After finishing eighth and one spot away from European football in the previous campaign, there was plentiful reason for optimism going into the 1998/99 campaign for West Ham United fans.
There was a sense of promise under the managerial class of Harry Redknapp; that coupled with a talented group of players made this West Ham outfit one to take seriously.
And the Hammers made some new additions heading into the new season. Shaka Hislop, Neil Ruddock, Ian Wright and Marc Keller all arrived to bolster Redknapp’s squad and give the Irons the best possible chance of achieving a European spot.
The mid-season also saw more arrivals in east London, most notably the introduction of Paolo Di Canio. However, there were departures of key players during the course of the season; veteran defender Tim Breacker, Adam Impey and unsettled striker John Hartson.
Joe Cole emerged onto the first-team scene, making eight Premier League appearances and featuring once in the FA Cup.
Despite those departures, though, West Ham were in an excellent place to mount a serious push for European football – and that’s exactly what they did.
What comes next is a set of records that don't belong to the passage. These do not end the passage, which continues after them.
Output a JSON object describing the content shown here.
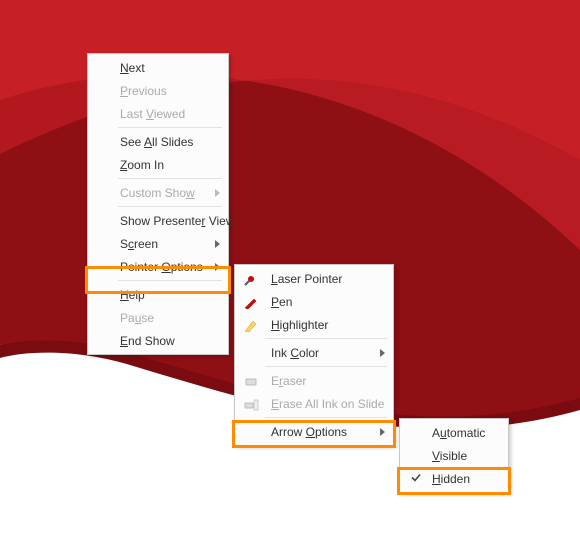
{
  "menu1": {
    "next": "Next",
    "previous": "Previous",
    "last_viewed": "Last Viewed",
    "see_all_slides": "See All Slides",
    "zoom_in": "Zoom In",
    "custom_show": "Custom Show",
    "show_presenter_view": "Show Presenter View",
    "screen": "Screen",
    "pointer_options": "Pointer Options",
    "help": "Help",
    "pause": "Pause",
    "end_show": "End Show"
  },
  "menu2": {
    "laser_pointer": "Laser Pointer",
    "pen": "Pen",
    "highlighter": "Highlighter",
    "ink_color": "Ink Color",
    "eraser": "Eraser",
    "erase_all": "Erase All Ink on Slide",
    "arrow_options": "Arrow Options"
  },
  "menu3": {
    "automatic": "Automatic",
    "visible": "Visible",
    "hidden": "Hidden"
  },
  "colors": {
    "highlight_border": "#ff8c00"
  }
}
Redknapp’s side finished fifth in the Premier League, which to date is the club’s second-best placing ever in the top-flight. It also meant the Hammers secured UEFA Cup qualification and would return to European competition after a 19-year absence.
Bizarrely, West Ham finished the season with negative goal difference and only finished one point better off than the previous campaign. That did not matter, though, as 16 wins, nine draws and 13 losses was enough to place them fifth between Leeds United and Aston Villa.
Although Upton Park was not the fortress it was in the 1997/98 season – where the Hammers lost just two Premier League games – it was still an impressive record, winning 11 of their 19 home encounters in the top-flight.
Performances in the cup competitions were disappointing. West Ham were eliminated in the second round of the League Cup by Northampton Town, while Swansea City knocked the Hammers out of the FA Cup in the third round. However, the priority was achieving a European spot, so this can be easily forgiven by the claret and blue faithful.
Overall, it was a thoroughly successful campaign. Finishing fifth in the Premier League is never an easy task, but Redknapp’s side played some outstanding football throughout the season to achieve it and place West Ham back in European competition.